§ **Activity**: Show each line in the listing below that contains the word "chevron".

§ **Records supplied**:
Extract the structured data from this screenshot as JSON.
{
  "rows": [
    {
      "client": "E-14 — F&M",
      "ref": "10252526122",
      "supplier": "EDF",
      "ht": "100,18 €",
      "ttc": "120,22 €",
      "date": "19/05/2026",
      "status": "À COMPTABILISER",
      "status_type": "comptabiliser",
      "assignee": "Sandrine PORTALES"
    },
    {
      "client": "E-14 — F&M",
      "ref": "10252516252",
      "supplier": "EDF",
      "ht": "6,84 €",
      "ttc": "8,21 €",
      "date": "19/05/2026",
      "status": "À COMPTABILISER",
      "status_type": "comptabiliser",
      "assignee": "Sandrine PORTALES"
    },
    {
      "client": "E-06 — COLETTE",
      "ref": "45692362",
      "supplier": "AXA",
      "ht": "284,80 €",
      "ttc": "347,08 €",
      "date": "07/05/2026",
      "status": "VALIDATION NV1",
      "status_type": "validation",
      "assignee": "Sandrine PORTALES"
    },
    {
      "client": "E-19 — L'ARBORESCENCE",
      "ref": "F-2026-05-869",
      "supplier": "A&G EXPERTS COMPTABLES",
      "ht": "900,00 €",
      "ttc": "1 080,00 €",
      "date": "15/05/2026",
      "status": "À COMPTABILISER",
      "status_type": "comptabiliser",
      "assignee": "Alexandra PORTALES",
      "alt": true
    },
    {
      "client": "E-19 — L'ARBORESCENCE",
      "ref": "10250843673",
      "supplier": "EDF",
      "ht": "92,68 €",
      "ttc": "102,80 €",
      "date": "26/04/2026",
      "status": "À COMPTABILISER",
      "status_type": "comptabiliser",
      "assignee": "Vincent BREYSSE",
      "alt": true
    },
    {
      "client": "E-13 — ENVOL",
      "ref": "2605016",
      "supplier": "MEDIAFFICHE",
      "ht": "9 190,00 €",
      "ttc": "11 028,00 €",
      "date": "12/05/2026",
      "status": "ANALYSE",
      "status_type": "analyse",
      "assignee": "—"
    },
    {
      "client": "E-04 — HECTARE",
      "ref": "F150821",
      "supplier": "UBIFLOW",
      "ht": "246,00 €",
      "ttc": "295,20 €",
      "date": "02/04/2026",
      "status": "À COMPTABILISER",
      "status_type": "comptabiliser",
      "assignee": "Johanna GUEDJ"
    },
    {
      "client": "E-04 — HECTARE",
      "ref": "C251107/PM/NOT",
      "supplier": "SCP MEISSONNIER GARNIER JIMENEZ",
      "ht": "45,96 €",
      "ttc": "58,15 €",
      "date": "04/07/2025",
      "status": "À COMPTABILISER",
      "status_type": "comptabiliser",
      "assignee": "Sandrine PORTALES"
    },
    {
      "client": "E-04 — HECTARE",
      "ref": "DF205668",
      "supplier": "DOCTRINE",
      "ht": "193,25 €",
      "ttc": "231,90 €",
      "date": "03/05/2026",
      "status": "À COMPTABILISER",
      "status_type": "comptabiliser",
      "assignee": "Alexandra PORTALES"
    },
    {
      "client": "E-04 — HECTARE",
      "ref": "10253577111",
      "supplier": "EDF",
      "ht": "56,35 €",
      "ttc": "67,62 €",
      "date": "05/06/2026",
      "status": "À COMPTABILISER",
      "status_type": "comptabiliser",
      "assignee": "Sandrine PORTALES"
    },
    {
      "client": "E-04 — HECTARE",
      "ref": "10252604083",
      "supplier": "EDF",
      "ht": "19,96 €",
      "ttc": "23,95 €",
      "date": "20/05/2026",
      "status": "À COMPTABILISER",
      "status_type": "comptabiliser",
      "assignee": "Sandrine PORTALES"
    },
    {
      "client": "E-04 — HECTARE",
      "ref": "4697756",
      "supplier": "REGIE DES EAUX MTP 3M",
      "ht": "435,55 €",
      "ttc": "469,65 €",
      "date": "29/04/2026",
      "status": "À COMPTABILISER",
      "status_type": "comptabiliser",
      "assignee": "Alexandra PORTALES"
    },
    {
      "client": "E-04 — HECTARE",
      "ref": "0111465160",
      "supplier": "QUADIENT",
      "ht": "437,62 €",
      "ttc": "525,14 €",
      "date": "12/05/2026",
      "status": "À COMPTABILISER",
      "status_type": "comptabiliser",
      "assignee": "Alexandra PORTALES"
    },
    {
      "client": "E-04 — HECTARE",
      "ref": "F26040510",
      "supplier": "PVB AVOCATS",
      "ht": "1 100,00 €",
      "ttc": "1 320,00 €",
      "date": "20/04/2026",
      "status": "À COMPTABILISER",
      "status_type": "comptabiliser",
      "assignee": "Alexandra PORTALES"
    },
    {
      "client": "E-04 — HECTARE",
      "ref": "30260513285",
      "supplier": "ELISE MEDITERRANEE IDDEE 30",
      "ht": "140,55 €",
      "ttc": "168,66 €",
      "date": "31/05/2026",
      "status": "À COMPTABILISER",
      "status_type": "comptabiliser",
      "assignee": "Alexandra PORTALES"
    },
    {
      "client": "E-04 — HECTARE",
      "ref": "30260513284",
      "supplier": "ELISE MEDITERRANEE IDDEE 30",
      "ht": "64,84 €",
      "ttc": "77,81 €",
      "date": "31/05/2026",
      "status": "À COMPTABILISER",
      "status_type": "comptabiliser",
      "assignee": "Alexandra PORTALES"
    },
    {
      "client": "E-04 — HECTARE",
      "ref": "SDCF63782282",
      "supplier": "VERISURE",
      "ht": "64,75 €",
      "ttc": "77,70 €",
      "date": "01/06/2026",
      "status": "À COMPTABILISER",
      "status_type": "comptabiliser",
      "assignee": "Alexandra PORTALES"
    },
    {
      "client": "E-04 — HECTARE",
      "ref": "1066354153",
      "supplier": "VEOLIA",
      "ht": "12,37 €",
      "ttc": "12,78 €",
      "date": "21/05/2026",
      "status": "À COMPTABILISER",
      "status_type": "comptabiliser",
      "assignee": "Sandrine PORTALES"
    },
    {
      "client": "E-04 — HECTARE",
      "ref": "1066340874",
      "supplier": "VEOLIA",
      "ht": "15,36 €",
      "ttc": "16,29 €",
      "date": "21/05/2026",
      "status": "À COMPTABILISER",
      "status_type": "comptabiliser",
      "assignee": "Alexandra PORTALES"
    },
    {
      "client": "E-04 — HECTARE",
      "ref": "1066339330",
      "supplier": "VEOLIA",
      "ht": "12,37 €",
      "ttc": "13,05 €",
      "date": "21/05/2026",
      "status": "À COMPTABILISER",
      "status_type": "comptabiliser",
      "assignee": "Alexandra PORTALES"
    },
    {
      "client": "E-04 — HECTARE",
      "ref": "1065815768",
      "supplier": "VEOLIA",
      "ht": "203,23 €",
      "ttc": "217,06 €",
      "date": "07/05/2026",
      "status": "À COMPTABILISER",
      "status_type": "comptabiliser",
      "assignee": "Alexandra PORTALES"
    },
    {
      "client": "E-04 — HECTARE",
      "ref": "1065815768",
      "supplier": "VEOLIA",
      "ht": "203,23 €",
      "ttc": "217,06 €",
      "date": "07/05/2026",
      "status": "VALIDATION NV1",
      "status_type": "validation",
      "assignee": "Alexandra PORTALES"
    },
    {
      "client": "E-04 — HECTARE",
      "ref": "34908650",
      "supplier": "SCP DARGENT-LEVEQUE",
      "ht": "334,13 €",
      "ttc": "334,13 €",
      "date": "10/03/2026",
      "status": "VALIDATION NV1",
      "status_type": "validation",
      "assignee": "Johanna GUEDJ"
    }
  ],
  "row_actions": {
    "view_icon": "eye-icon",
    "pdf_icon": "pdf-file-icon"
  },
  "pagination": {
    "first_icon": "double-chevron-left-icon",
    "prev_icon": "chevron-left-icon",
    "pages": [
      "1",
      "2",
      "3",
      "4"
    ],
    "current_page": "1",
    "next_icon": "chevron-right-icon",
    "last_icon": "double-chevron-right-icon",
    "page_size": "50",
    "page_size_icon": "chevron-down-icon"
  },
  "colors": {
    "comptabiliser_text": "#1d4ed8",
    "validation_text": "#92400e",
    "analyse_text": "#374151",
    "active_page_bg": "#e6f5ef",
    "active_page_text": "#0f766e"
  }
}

§ **Written solution**:
    "first_icon": "double-chevron-left-icon",
    "prev_icon": "chevron-left-icon",
    "next_icon": "chevron-right-icon",
    "last_icon": "double-chevron-right-icon",
    "page_size_icon": "chevron-down-icon"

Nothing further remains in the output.